BEGIN MATERIAL FOR THE TASK
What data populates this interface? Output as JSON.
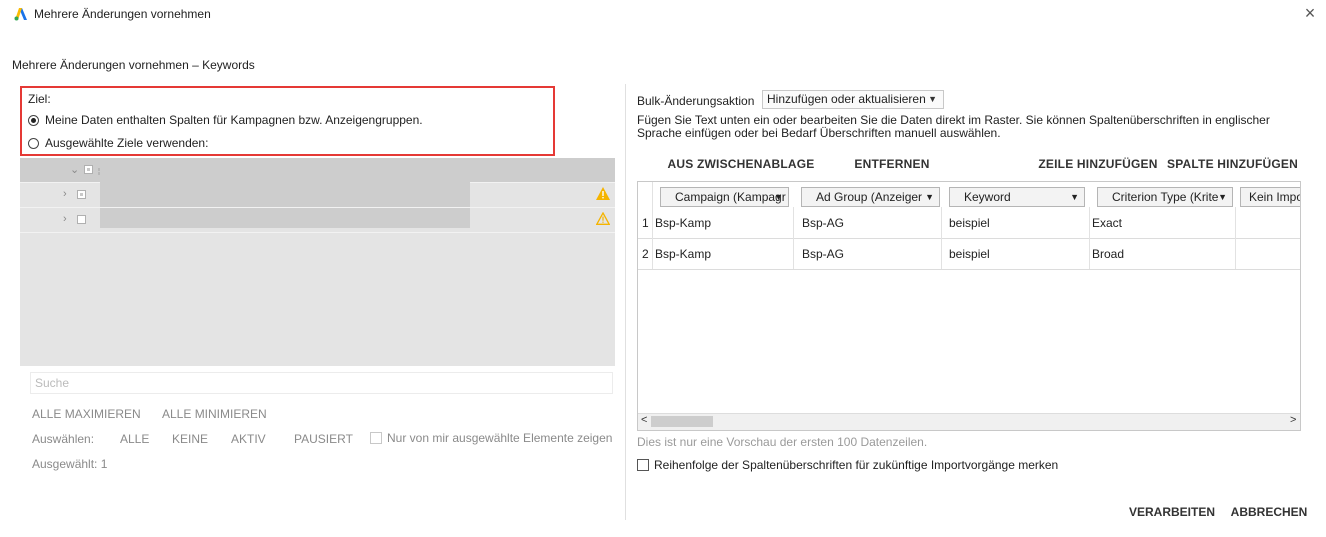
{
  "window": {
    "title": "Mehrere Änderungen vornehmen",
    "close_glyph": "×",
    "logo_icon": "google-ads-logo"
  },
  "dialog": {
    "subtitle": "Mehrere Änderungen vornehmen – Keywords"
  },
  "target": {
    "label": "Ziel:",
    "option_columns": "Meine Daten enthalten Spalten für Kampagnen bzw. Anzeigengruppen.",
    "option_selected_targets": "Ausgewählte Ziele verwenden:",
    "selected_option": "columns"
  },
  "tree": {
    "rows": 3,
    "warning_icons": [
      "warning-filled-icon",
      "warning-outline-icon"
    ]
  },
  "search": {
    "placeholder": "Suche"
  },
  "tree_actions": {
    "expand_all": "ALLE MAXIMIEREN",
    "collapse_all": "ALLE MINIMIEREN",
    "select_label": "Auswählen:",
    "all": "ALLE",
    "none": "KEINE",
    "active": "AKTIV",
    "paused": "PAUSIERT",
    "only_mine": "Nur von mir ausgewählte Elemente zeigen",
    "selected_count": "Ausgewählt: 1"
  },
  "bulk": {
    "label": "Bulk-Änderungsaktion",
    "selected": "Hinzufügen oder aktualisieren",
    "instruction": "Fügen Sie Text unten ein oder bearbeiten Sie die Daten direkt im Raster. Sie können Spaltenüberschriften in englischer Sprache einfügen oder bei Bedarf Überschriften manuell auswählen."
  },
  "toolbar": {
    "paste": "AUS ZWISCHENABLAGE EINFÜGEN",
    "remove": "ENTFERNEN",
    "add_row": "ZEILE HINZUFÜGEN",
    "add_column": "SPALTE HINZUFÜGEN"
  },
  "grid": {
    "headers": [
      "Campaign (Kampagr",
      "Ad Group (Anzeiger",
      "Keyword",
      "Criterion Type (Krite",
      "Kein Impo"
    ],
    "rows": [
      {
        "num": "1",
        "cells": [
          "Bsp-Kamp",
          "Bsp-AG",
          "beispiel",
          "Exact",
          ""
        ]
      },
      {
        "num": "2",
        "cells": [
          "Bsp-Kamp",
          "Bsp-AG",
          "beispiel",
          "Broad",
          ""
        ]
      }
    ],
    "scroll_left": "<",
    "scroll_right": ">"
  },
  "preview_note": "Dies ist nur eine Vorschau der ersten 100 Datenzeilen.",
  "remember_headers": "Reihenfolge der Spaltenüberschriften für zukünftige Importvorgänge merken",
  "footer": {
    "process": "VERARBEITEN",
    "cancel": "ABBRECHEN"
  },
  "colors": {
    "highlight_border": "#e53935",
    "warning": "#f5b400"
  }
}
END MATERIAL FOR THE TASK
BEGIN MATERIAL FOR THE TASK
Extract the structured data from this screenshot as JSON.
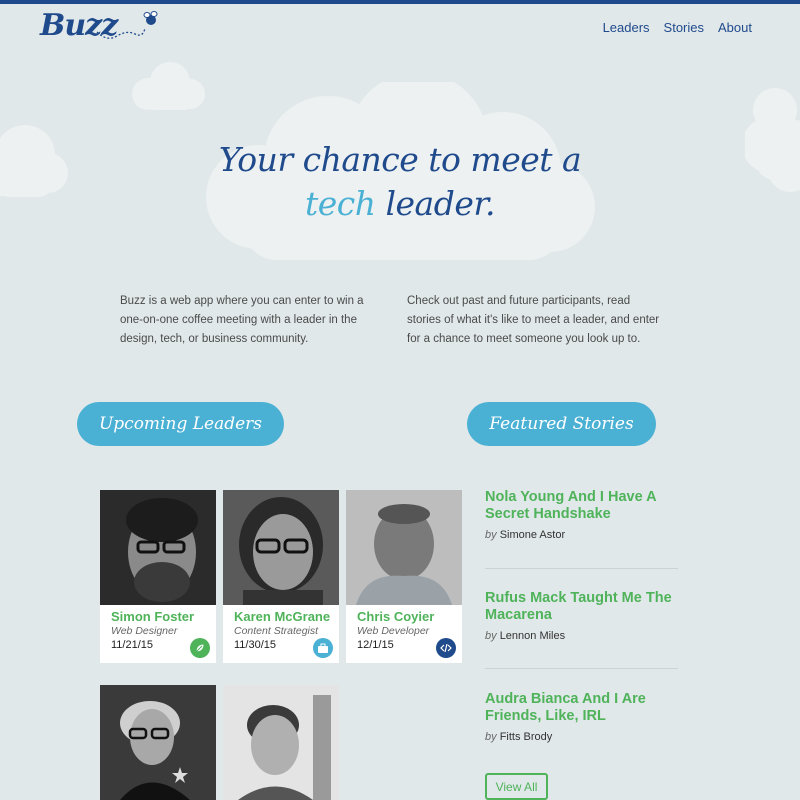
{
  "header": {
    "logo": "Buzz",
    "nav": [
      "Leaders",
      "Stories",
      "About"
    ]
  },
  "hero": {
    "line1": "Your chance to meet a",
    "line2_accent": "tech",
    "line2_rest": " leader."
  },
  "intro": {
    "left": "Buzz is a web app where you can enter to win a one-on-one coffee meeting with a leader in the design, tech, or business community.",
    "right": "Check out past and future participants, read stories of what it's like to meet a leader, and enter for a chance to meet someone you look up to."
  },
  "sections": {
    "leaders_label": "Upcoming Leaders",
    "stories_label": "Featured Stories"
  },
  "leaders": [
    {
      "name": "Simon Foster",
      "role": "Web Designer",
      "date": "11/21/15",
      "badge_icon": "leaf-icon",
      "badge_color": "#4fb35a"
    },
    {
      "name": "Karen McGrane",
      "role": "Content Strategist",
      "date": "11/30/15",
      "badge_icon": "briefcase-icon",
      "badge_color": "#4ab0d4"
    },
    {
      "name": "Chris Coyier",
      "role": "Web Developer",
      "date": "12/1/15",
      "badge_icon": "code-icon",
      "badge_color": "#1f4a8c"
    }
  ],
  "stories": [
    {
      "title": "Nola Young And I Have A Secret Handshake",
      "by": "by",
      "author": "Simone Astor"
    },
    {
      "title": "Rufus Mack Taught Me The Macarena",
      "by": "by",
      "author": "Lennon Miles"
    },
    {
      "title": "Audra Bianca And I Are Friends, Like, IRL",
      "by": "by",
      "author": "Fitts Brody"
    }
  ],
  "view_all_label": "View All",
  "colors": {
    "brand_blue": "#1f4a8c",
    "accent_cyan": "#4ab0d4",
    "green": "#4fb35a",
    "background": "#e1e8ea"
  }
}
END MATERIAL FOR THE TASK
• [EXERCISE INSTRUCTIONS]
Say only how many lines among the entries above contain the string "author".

• [TASK RESULT]
3